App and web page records
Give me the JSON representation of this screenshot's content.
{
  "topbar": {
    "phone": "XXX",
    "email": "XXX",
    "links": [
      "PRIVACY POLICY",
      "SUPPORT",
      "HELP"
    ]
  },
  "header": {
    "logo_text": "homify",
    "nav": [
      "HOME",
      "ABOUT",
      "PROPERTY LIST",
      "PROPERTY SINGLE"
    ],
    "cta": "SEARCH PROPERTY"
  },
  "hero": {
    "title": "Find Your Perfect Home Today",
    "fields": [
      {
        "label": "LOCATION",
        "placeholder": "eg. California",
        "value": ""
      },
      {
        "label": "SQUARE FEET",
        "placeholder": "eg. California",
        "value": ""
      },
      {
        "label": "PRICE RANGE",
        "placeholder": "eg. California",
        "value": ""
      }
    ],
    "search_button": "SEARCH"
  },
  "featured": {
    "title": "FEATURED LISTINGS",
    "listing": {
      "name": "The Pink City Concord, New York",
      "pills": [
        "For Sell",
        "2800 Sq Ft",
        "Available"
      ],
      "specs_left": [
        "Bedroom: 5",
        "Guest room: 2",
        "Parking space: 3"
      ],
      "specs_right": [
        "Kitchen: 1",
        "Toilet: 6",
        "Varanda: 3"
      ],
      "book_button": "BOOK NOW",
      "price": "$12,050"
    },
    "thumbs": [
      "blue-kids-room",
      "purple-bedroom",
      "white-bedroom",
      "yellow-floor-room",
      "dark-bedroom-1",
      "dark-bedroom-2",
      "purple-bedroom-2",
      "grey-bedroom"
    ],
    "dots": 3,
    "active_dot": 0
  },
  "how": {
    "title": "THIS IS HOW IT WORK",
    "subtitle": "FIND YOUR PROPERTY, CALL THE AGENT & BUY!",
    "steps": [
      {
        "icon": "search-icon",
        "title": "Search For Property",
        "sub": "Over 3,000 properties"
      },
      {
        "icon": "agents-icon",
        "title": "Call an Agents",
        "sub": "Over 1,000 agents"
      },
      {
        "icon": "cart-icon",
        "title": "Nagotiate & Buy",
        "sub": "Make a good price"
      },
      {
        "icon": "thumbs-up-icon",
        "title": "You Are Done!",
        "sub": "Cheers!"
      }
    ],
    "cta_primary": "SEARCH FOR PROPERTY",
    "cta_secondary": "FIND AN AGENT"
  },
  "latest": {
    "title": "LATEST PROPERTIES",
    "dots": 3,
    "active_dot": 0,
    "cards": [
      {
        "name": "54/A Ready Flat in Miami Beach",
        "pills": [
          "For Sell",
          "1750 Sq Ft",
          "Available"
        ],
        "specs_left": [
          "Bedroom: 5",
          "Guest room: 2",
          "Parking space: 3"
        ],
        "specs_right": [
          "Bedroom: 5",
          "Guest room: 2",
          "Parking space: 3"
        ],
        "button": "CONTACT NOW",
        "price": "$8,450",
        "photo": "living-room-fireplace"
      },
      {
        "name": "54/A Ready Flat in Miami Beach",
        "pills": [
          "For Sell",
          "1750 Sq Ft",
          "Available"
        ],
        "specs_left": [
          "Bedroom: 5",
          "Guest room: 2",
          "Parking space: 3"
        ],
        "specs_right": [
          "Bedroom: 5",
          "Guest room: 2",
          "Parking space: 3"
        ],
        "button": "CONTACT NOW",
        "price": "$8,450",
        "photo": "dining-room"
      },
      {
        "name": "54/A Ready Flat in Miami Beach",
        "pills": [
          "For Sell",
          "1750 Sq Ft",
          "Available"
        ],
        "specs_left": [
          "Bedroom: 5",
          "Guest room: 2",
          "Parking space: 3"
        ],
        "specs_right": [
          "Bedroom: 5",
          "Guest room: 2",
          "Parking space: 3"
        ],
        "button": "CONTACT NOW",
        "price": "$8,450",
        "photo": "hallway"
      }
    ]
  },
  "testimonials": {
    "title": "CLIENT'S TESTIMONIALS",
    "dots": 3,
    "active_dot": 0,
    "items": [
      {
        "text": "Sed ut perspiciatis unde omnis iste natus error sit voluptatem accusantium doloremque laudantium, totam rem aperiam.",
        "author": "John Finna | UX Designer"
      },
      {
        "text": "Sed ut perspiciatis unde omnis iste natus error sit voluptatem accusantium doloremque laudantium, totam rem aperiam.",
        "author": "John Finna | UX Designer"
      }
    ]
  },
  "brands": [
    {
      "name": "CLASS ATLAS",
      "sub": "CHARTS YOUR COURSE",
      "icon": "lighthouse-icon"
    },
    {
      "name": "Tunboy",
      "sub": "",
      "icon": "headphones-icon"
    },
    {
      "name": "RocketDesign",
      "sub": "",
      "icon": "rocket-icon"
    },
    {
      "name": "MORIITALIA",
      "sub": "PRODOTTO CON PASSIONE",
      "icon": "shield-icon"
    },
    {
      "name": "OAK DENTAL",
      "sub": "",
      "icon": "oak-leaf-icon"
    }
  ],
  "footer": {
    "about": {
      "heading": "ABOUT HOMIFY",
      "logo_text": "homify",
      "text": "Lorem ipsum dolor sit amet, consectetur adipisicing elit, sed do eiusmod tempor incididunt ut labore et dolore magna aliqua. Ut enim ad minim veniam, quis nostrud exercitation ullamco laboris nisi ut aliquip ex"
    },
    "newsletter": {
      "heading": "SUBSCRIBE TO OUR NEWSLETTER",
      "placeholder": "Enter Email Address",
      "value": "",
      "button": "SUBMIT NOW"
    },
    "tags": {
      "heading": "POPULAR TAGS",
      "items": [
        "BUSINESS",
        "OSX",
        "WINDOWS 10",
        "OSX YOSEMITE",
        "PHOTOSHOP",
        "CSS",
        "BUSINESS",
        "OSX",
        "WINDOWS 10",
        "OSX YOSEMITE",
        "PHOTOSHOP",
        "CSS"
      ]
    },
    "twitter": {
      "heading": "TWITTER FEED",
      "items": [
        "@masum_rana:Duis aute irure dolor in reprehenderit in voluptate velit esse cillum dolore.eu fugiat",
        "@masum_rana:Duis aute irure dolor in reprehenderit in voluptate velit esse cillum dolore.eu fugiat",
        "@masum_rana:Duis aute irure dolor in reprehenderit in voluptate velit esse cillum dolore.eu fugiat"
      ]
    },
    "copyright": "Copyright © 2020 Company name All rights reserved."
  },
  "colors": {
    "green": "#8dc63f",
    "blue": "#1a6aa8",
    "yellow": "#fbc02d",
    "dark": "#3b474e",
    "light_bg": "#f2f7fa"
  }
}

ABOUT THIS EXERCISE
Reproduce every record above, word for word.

OUTPUT BELOW
Give me the JSON representation of this screenshot's content.
{
  "topbar": {
    "phone": "XXX",
    "email": "XXX",
    "links": [
      "PRIVACY POLICY",
      "SUPPORT",
      "HELP"
    ]
  },
  "header": {
    "logo_text": "homify",
    "nav": [
      "HOME",
      "ABOUT",
      "PROPERTY LIST",
      "PROPERTY SINGLE"
    ],
    "cta": "SEARCH PROPERTY"
  },
  "hero": {
    "title": "Find Your Perfect Home Today",
    "fields": [
      {
        "label": "LOCATION",
        "placeholder": "eg. California",
        "value": ""
      },
      {
        "label": "SQUARE FEET",
        "placeholder": "eg. California",
        "value": ""
      },
      {
        "label": "PRICE RANGE",
        "placeholder": "eg. California",
        "value": ""
      }
    ],
    "search_button": "SEARCH"
  },
  "featured": {
    "title": "FEATURED LISTINGS",
    "listing": {
      "name": "The Pink City Concord, New York",
      "pills": [
        "For Sell",
        "2800 Sq Ft",
        "Available"
      ],
      "specs_left": [
        "Bedroom: 5",
        "Guest room: 2",
        "Parking space: 3"
      ],
      "specs_right": [
        "Kitchen: 1",
        "Toilet: 6",
        "Varanda: 3"
      ],
      "book_button": "BOOK NOW",
      "price": "$12,050"
    },
    "thumbs": [
      "blue-kids-room",
      "purple-bedroom",
      "white-bedroom",
      "yellow-floor-room",
      "dark-bedroom-1",
      "dark-bedroom-2",
      "purple-bedroom-2",
      "grey-bedroom"
    ],
    "dots": 3,
    "active_dot": 0
  },
  "how": {
    "title": "THIS IS HOW IT WORK",
    "subtitle": "FIND YOUR PROPERTY, CALL THE AGENT & BUY!",
    "steps": [
      {
        "icon": "search-icon",
        "title": "Search For Property",
        "sub": "Over 3,000 properties"
      },
      {
        "icon": "agents-icon",
        "title": "Call an Agents",
        "sub": "Over 1,000 agents"
      },
      {
        "icon": "cart-icon",
        "title": "Nagotiate & Buy",
        "sub": "Make a good price"
      },
      {
        "icon": "thumbs-up-icon",
        "title": "You Are Done!",
        "sub": "Cheers!"
      }
    ],
    "cta_primary": "SEARCH FOR PROPERTY",
    "cta_secondary": "FIND AN AGENT"
  },
  "latest": {
    "title": "LATEST PROPERTIES",
    "dots": 3,
    "active_dot": 0,
    "cards": [
      {
        "name": "54/A Ready Flat in Miami Beach",
        "pills": [
          "For Sell",
          "1750 Sq Ft",
          "Available"
        ],
        "specs_left": [
          "Bedroom: 5",
          "Guest room: 2",
          "Parking space: 3"
        ],
        "specs_right": [
          "Bedroom: 5",
          "Guest room: 2",
          "Parking space: 3"
        ],
        "button": "CONTACT NOW",
        "price": "$8,450",
        "photo": "living-room-fireplace"
      },
      {
        "name": "54/A Ready Flat in Miami Beach",
        "pills": [
          "For Sell",
          "1750 Sq Ft",
          "Available"
        ],
        "specs_left": [
          "Bedroom: 5",
          "Guest room: 2",
          "Parking space: 3"
        ],
        "specs_right": [
          "Bedroom: 5",
          "Guest room: 2",
          "Parking space: 3"
        ],
        "button": "CONTACT NOW",
        "price": "$8,450",
        "photo": "dining-room"
      },
      {
        "name": "54/A Ready Flat in Miami Beach",
        "pills": [
          "For Sell",
          "1750 Sq Ft",
          "Available"
        ],
        "specs_left": [
          "Bedroom: 5",
          "Guest room: 2",
          "Parking space: 3"
        ],
        "specs_right": [
          "Bedroom: 5",
          "Guest room: 2",
          "Parking space: 3"
        ],
        "button": "CONTACT NOW",
        "price": "$8,450",
        "photo": "hallway"
      }
    ]
  },
  "testimonials": {
    "title": "CLIENT'S TESTIMONIALS",
    "dots": 3,
    "active_dot": 0,
    "items": [
      {
        "text": "Sed ut perspiciatis unde omnis iste natus error sit voluptatem accusantium doloremque laudantium, totam rem aperiam.",
        "author": "John Finna | UX Designer"
      },
      {
        "text": "Sed ut perspiciatis unde omnis iste natus error sit voluptatem accusantium doloremque laudantium, totam rem aperiam.",
        "author": "John Finna | UX Designer"
      }
    ]
  },
  "brands": [
    {
      "name": "CLASS ATLAS",
      "sub": "CHARTS YOUR COURSE",
      "icon": "lighthouse-icon"
    },
    {
      "name": "Tunboy",
      "sub": "",
      "icon": "headphones-icon"
    },
    {
      "name": "RocketDesign",
      "sub": "",
      "icon": "rocket-icon"
    },
    {
      "name": "MORIITALIA",
      "sub": "PRODOTTO CON PASSIONE",
      "icon": "shield-icon"
    },
    {
      "name": "OAK DENTAL",
      "sub": "",
      "icon": "oak-leaf-icon"
    }
  ],
  "footer": {
    "about": {
      "heading": "ABOUT HOMIFY",
      "logo_text": "homify",
      "text": "Lorem ipsum dolor sit amet, consectetur adipisicing elit, sed do eiusmod tempor incididunt ut labore et dolore magna aliqua. Ut enim ad minim veniam, quis nostrud exercitation ullamco laboris nisi ut aliquip ex"
    },
    "newsletter": {
      "heading": "SUBSCRIBE TO OUR NEWSLETTER",
      "placeholder": "Enter Email Address",
      "value": "",
      "button": "SUBMIT NOW"
    },
    "tags": {
      "heading": "POPULAR TAGS",
      "items": [
        "BUSINESS",
        "OSX",
        "WINDOWS 10",
        "OSX YOSEMITE",
        "PHOTOSHOP",
        "CSS",
        "BUSINESS",
        "OSX",
        "WINDOWS 10",
        "OSX YOSEMITE",
        "PHOTOSHOP",
        "CSS"
      ]
    },
    "twitter": {
      "heading": "TWITTER FEED",
      "items": [
        "@masum_rana:Duis aute irure dolor in reprehenderit in voluptate velit esse cillum dolore.eu fugiat",
        "@masum_rana:Duis aute irure dolor in reprehenderit in voluptate velit esse cillum dolore.eu fugiat",
        "@masum_rana:Duis aute irure dolor in reprehenderit in voluptate velit esse cillum dolore.eu fugiat"
      ]
    },
    "copyright": "Copyright © 2020 Company name All rights reserved."
  },
  "colors": {
    "green": "#8dc63f",
    "blue": "#1a6aa8",
    "yellow": "#fbc02d",
    "dark": "#3b474e",
    "light_bg": "#f2f7fa"
  }
}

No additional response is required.